(Items from an interface collection)
○ ○ ○ ○ ○

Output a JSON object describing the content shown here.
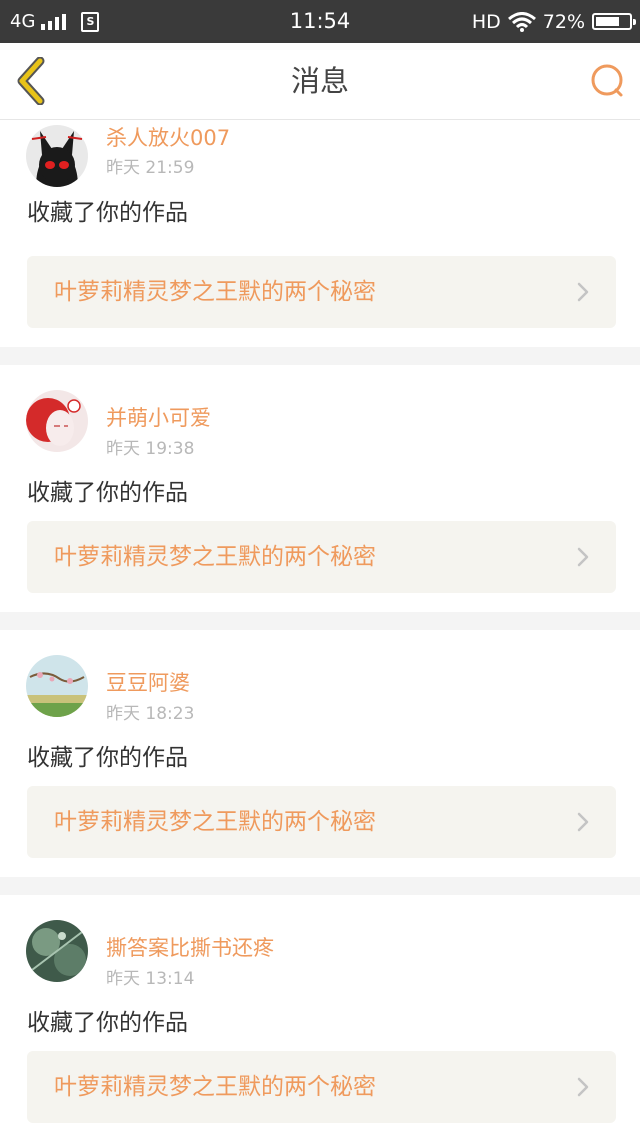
{
  "status_bar": {
    "network": "4G",
    "sim_label": "S",
    "time": "11:54",
    "hd": "HD",
    "battery_percent": "72%",
    "battery_level": 0.72
  },
  "nav": {
    "title": "消息",
    "back_icon": "chevron-left-icon",
    "search_icon": "search-icon"
  },
  "colors": {
    "accent_orange": "#ef9a5d",
    "back_yellow": "#e8c319",
    "card_bg": "#f5f4ef"
  },
  "messages": [
    {
      "user": "杀人放火007",
      "time": "昨天 21:59",
      "action": "收藏了你的作品",
      "work_title": "叶萝莉精灵梦之王默的两个秘密"
    },
    {
      "user": "并萌小可爱",
      "time": "昨天 19:38",
      "action": "收藏了你的作品",
      "work_title": "叶萝莉精灵梦之王默的两个秘密"
    },
    {
      "user": "豆豆阿婆",
      "time": "昨天 18:23",
      "action": "收藏了你的作品",
      "work_title": "叶萝莉精灵梦之王默的两个秘密"
    },
    {
      "user": "撕答案比撕书还疼",
      "time": "昨天 13:14",
      "action": "收藏了你的作品",
      "work_title": "叶萝莉精灵梦之王默的两个秘密"
    }
  ]
}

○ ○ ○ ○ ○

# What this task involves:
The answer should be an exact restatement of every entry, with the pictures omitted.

# Answer space:
Output a JSON object describing the content shown here.
{
  "status_bar": {
    "network": "4G",
    "sim_label": "S",
    "time": "11:54",
    "hd": "HD",
    "battery_percent": "72%",
    "battery_level": 0.72
  },
  "nav": {
    "title": "消息",
    "back_icon": "chevron-left-icon",
    "search_icon": "search-icon"
  },
  "colors": {
    "accent_orange": "#ef9a5d",
    "back_yellow": "#e8c319",
    "card_bg": "#f5f4ef"
  },
  "messages": [
    {
      "user": "杀人放火007",
      "time": "昨天 21:59",
      "action": "收藏了你的作品",
      "work_title": "叶萝莉精灵梦之王默的两个秘密"
    },
    {
      "user": "并萌小可爱",
      "time": "昨天 19:38",
      "action": "收藏了你的作品",
      "work_title": "叶萝莉精灵梦之王默的两个秘密"
    },
    {
      "user": "豆豆阿婆",
      "time": "昨天 18:23",
      "action": "收藏了你的作品",
      "work_title": "叶萝莉精灵梦之王默的两个秘密"
    },
    {
      "user": "撕答案比撕书还疼",
      "time": "昨天 13:14",
      "action": "收藏了你的作品",
      "work_title": "叶萝莉精灵梦之王默的两个秘密"
    }
  ]
}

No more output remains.